Sunday, interior ministers from EU member states, EU Commissioner for Migration and Home Affairs Dimitris Avramopoulos, U.S. Attorney General Eric H. Holder Jr., U.S. Deputy Secretary of Homeland Security Alejandro Mayorkas, the minister of Public Safety of Canada Steven Blaney and European Counter-Terrorism Coordinator Gilles de Kerchove all met in Paris.
Their mission was to come up with a response to the Paris terror attacks.
“We reaffirm our unfailing attachment to the freedom of expression, to human rights, to pluralism, to democracy, to tolerance and to the rule of law: They are the foundation of our democracies and are at the heart of the European Union.”
“We are concerned at the increasingly frequent use of the Internet to fuel hatred and violence and signal our determination to ensure that the Internet is not abused to this end, while safeguarding that it remains, in scrupulous observance of fundamental freedoms, a forum for free expression, in full respect of the law.
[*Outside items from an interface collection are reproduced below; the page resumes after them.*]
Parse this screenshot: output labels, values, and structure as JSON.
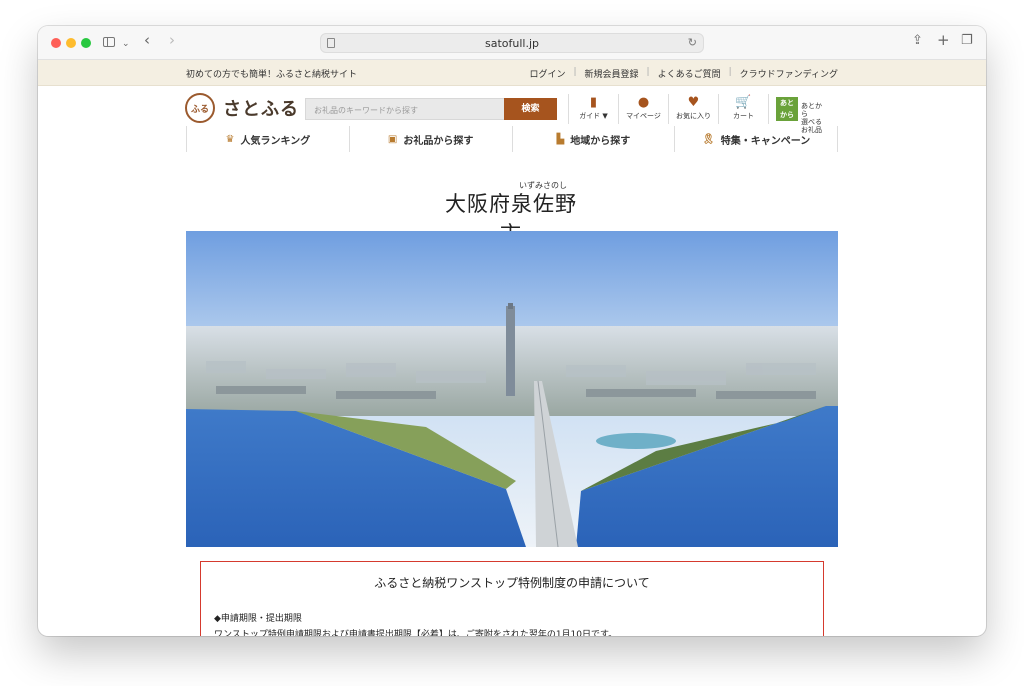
{
  "browser": {
    "url": "satofull.jp"
  },
  "topstrip": {
    "tagline": "初めての方でも簡単！ふるさと納税サイト",
    "links": [
      "ログイン",
      "新規会員登録",
      "よくあるご質問",
      "クラウドファンディング"
    ]
  },
  "header": {
    "logo_mark": "ふる\nさと",
    "logo_text": "さとふる",
    "search_placeholder": "お礼品のキーワードから探す",
    "search_button": "検索",
    "icons": [
      {
        "label": "ガイド ▼",
        "icon": "book-icon"
      },
      {
        "label": "マイページ",
        "icon": "person-icon"
      },
      {
        "label": "お気に入り",
        "icon": "heart-icon"
      },
      {
        "label": "カート",
        "icon": "cart-icon"
      }
    ],
    "atokara": {
      "mark": "あと\nから",
      "text": "あとから\n選べるお礼品"
    }
  },
  "nav": [
    {
      "label": "人気ランキング",
      "icon": "crown-icon"
    },
    {
      "label": "お礼品から探す",
      "icon": "gift-icon"
    },
    {
      "label": "地域から探す",
      "icon": "map-icon"
    },
    {
      "label": "特集・キャンペーン",
      "icon": "ribbon-icon"
    }
  ],
  "city": {
    "ruby": "いずみさのし",
    "title": "大阪府泉佐野市"
  },
  "notice": {
    "title": "ふるさと納税ワンストップ特例制度の申請について",
    "heading": "◆申請期限・提出期限",
    "body": "ワンストップ特例申請期限および申請書提出期限【必着】は、ご寄附をされた翌年の1月10日です。"
  },
  "colors": {
    "accent": "#a6541e",
    "strip_bg": "#f4efe2",
    "notice_border": "#d53a2e"
  }
}
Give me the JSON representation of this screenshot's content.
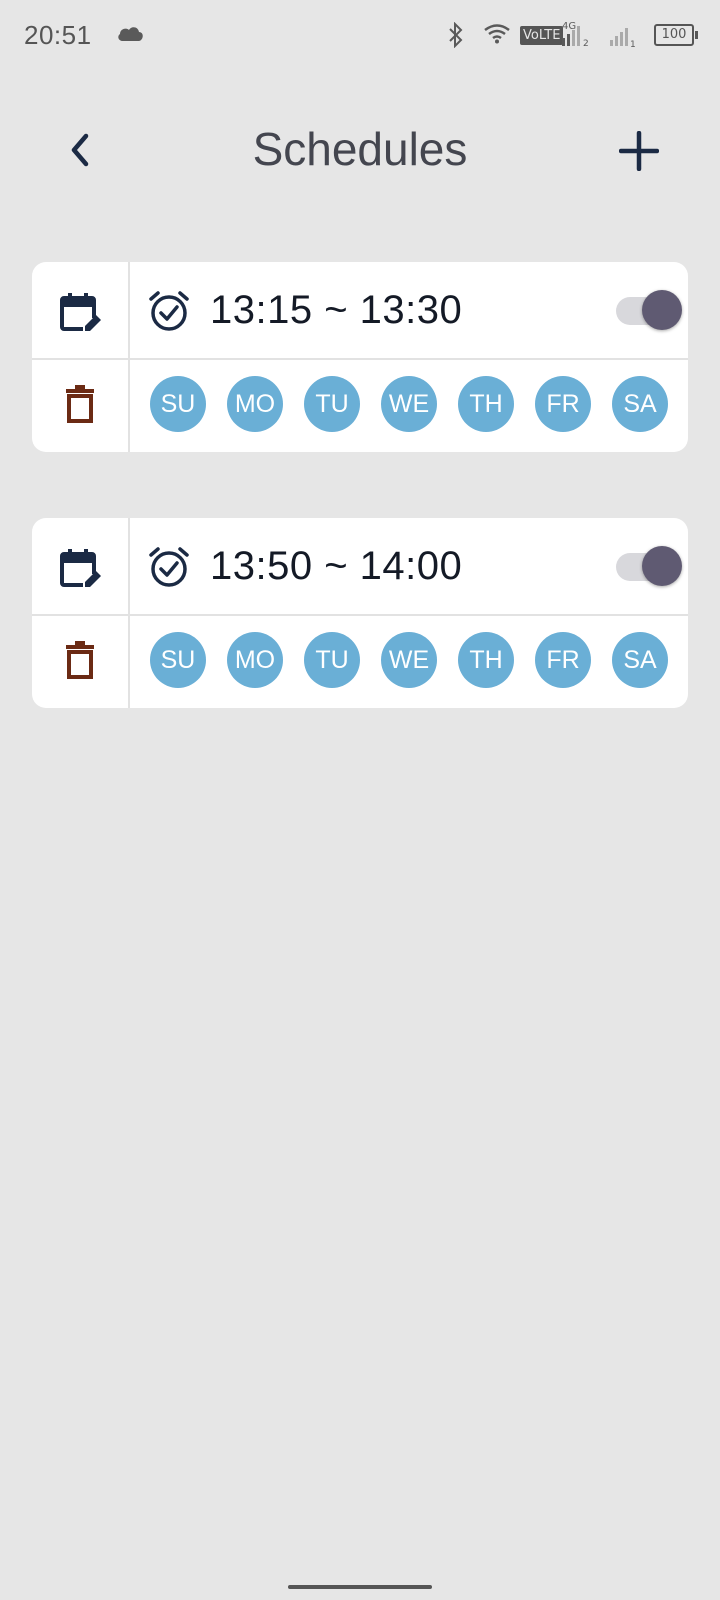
{
  "status_bar": {
    "time": "20:51",
    "icons": [
      "cloud-icon",
      "bluetooth-icon",
      "wifi-icon",
      "volte-badge",
      "signal-icon",
      "battery-icon"
    ],
    "volte": "VoLTE",
    "network": "4G",
    "battery": "100"
  },
  "header": {
    "title": "Schedules",
    "back_icon": "chevron-left-icon",
    "add_icon": "plus-icon"
  },
  "schedules": [
    {
      "time_range": "13:15 ~ 13:30",
      "enabled": true,
      "days": [
        "SU",
        "MO",
        "TU",
        "WE",
        "TH",
        "FR",
        "SA"
      ]
    },
    {
      "time_range": "13:50 ~ 14:00",
      "enabled": true,
      "days": [
        "SU",
        "MO",
        "TU",
        "WE",
        "TH",
        "FR",
        "SA"
      ]
    }
  ],
  "colors": {
    "background": "#e6e6e6",
    "card": "#ffffff",
    "accent_dark": "#1b2a44",
    "delete": "#6b2a14",
    "day_chip": "#6aafd6",
    "toggle_thumb": "#5f5a72"
  }
}
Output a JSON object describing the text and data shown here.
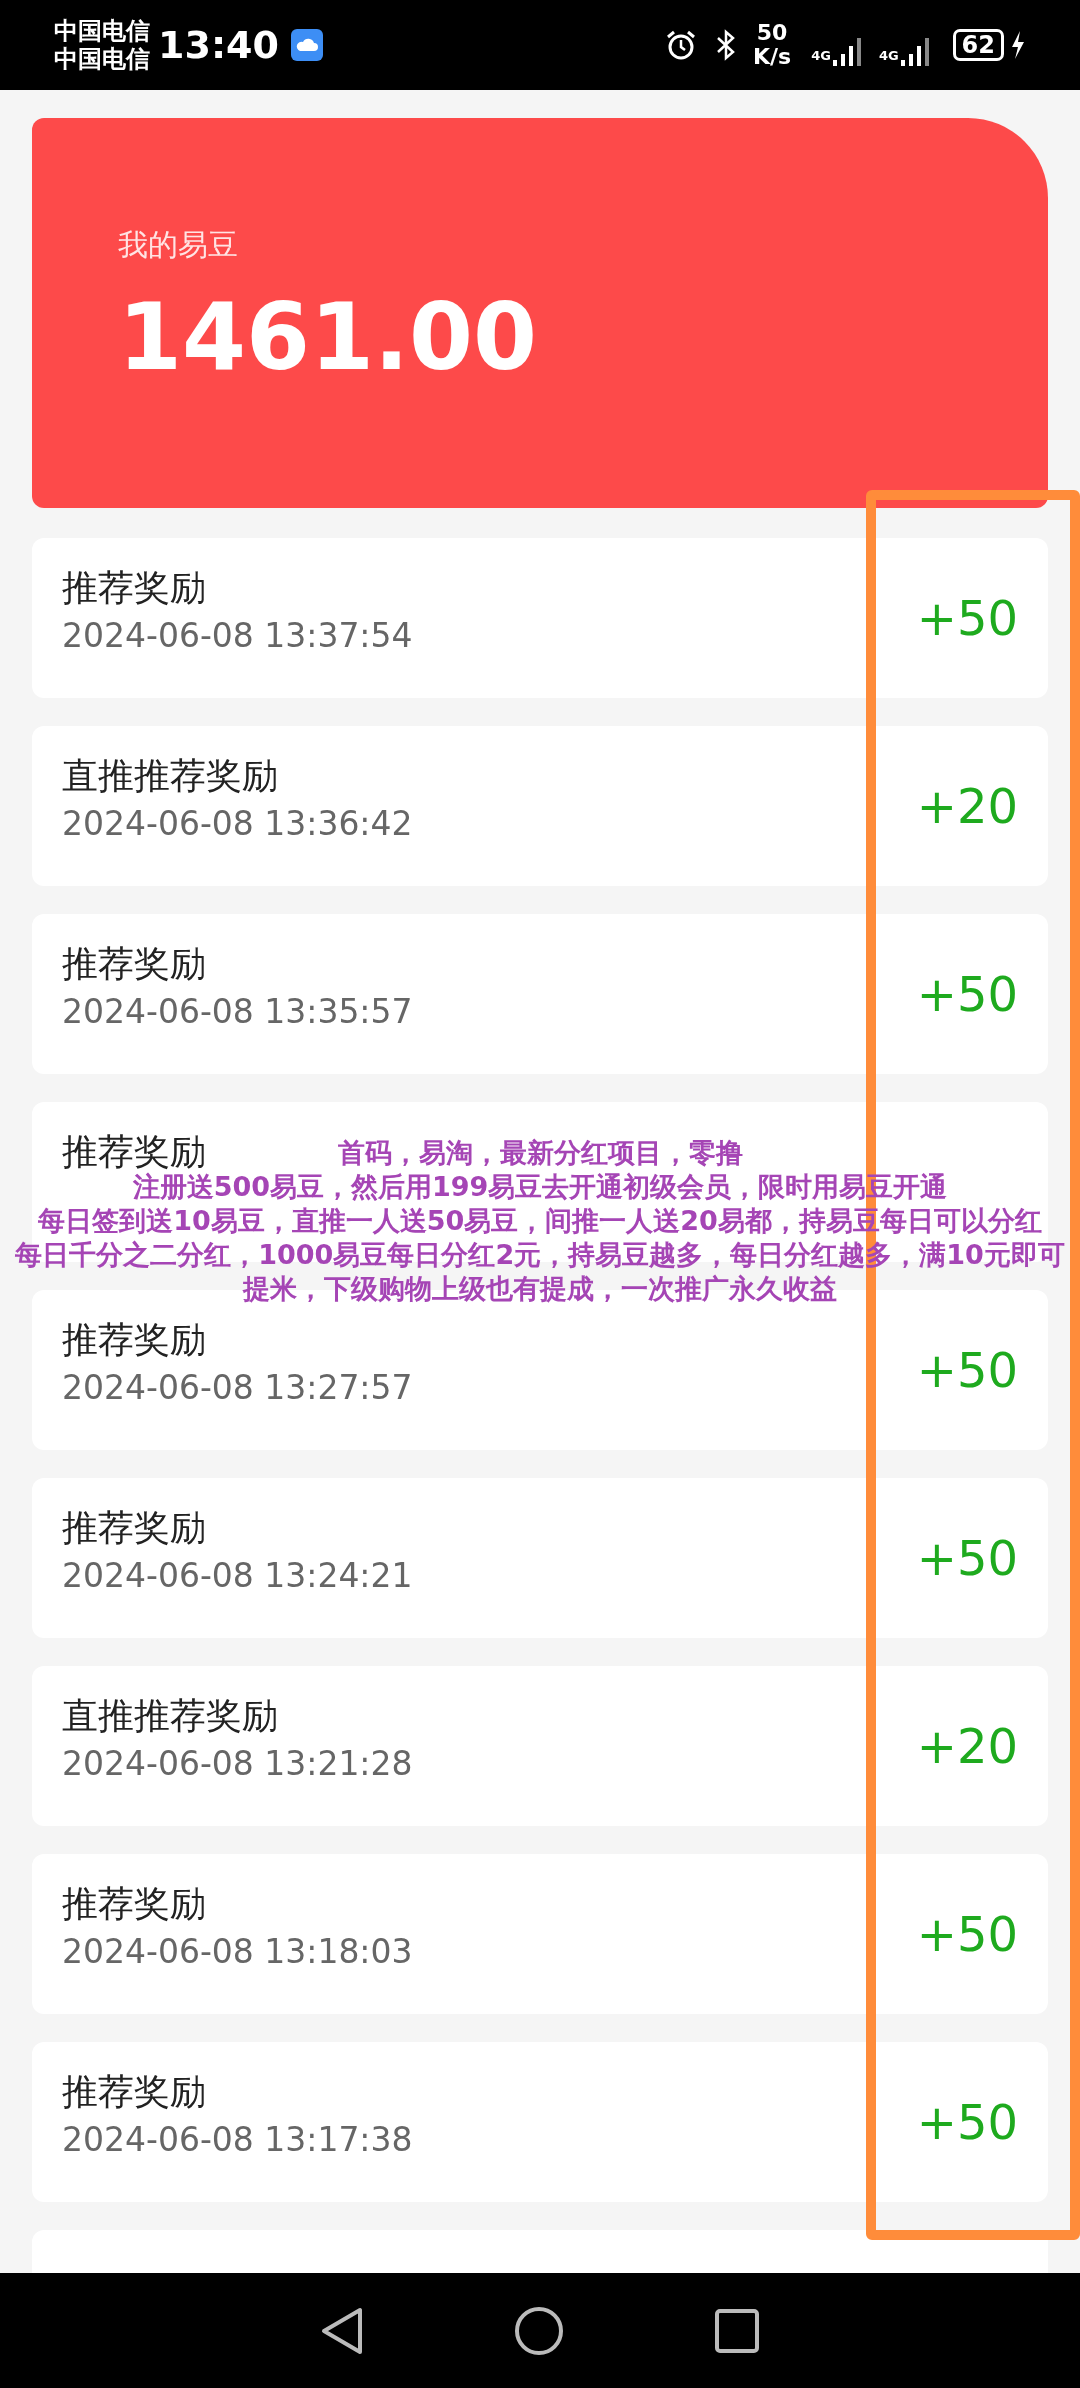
{
  "status_bar": {
    "carriers": [
      "中国电信",
      "中国电信"
    ],
    "time": "13:40",
    "speed_value": "50",
    "speed_unit": "K/s",
    "network_labels": [
      "4G",
      "4G"
    ],
    "battery": "62"
  },
  "balance": {
    "label": "我的易豆",
    "value": "1461.00"
  },
  "records": [
    {
      "title": "推荐奖励",
      "time": "2024-06-08 13:37:54",
      "amount": "+50"
    },
    {
      "title": "直推推荐奖励",
      "time": "2024-06-08 13:36:42",
      "amount": "+20"
    },
    {
      "title": "推荐奖励",
      "time": "2024-06-08 13:35:57",
      "amount": "+50"
    },
    {
      "title": "推荐奖励"
    },
    {
      "title": "推荐奖励",
      "time": "2024-06-08 13:27:57",
      "amount": "+50"
    },
    {
      "title": "推荐奖励",
      "time": "2024-06-08 13:24:21",
      "amount": "+50"
    },
    {
      "title": "直推推荐奖励",
      "time": "2024-06-08 13:21:28",
      "amount": "+20"
    },
    {
      "title": "推荐奖励",
      "time": "2024-06-08 13:18:03",
      "amount": "+50"
    },
    {
      "title": "推荐奖励",
      "time": "2024-06-08 13:17:38",
      "amount": "+50"
    }
  ],
  "overlay_caption": [
    "首码，易淘，最新分红项目，零撸",
    "注册送500易豆，然后用199易豆去开通初级会员，限时用易豆开通",
    "每日签到送10易豆，直推一人送50易豆，间推一人送20易都，持易豆每日可以分红",
    "每日千分之二分红，1000易豆每日分红2元，持易豆越多，每日分红越多，满10元即可提米，下级购物上级也有提成，一次推广永久收益"
  ]
}
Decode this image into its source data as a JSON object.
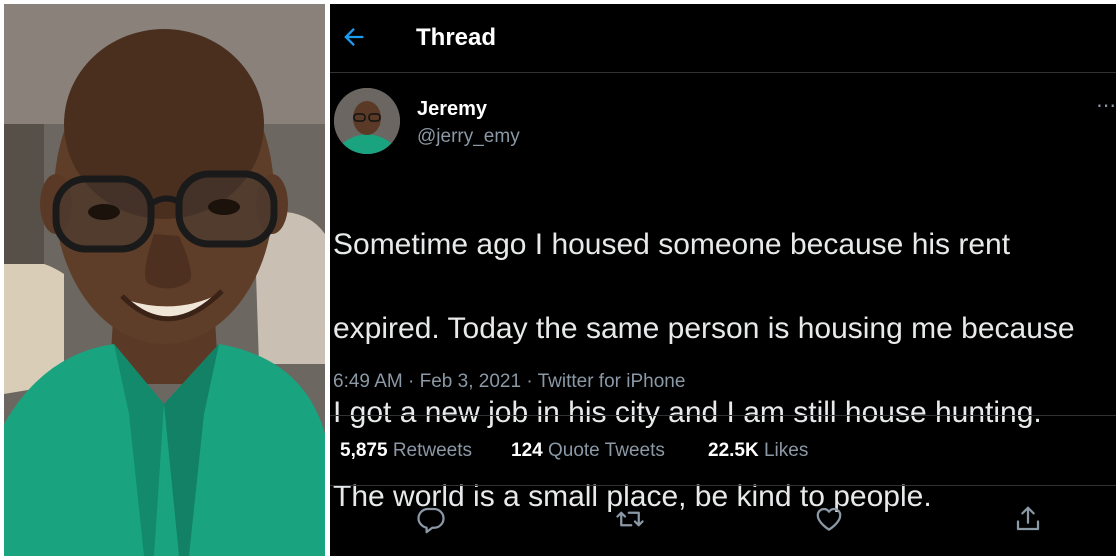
{
  "header": {
    "title": "Thread",
    "back_icon": "arrow-left-icon"
  },
  "author": {
    "display_name": "Jeremy",
    "handle": "@jerry_emy"
  },
  "tweet": {
    "text_lines": [
      "Sometime ago I housed someone because his rent",
      "expired. Today the same person is housing me because",
      "I got a new job in his city and I am still house hunting.",
      "The world is a small place, be kind to people."
    ],
    "time": "6:49 AM",
    "separator": "·",
    "date": "Feb 3, 2021",
    "source": "Twitter for iPhone"
  },
  "stats": {
    "retweets": {
      "count": "5,875",
      "label": "Retweets"
    },
    "quotes": {
      "count": "124",
      "label": "Quote Tweets"
    },
    "likes": {
      "count": "22.5K",
      "label": "Likes"
    }
  },
  "actions": [
    "reply-icon",
    "retweet-icon",
    "like-icon",
    "share-icon"
  ],
  "colors": {
    "background": "#000000",
    "accent": "#1d9bf0",
    "secondary_text": "#8b98a5",
    "divider": "#2f3336",
    "shirt": "#1aa37f"
  }
}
With this in mind, the partnership of the major Internet providers is essential to create the conditions of a swift reporting of material that aims to incite hatred and terror and the condition of its removing, where appropriate/possible.”
Somehow, all the reassurances about fundamental rights–in this context–makes me a bit uneasy. From working in the European Parliament, I have learned that when something is wrapped up in this kind of language you should be on your guard.
What it all boils down to is to involve Internet service providers more in removing jihadist sites. It seems.
It’s unclear in what way this changes anything from today. If a site is illegal, normally it will be removed. Is the idea to cut out the judicial process from the operation? Or what?
Some of the wordings shows similarities to what has been discussed when it comes to copyright infringements. And in that setting, the purpose has been to make ISPs responsible for policing the net.
So, are they trying to make ISPs responsible for tracking down and censoring jihadist sites?
We don’t know. Yet.
The EU officials will continue their talks at the “informal” Justice and Home Affairs Council (JHA) in Riga on January 29. And it will be on the agenda at the next EU summit. Then, in February all the people from the Paris meeting will come together again, in the U.S..
Be vigilant. Before you know it ISPs might find themselves between a rock and a hard place. In the front line of the War on Terror.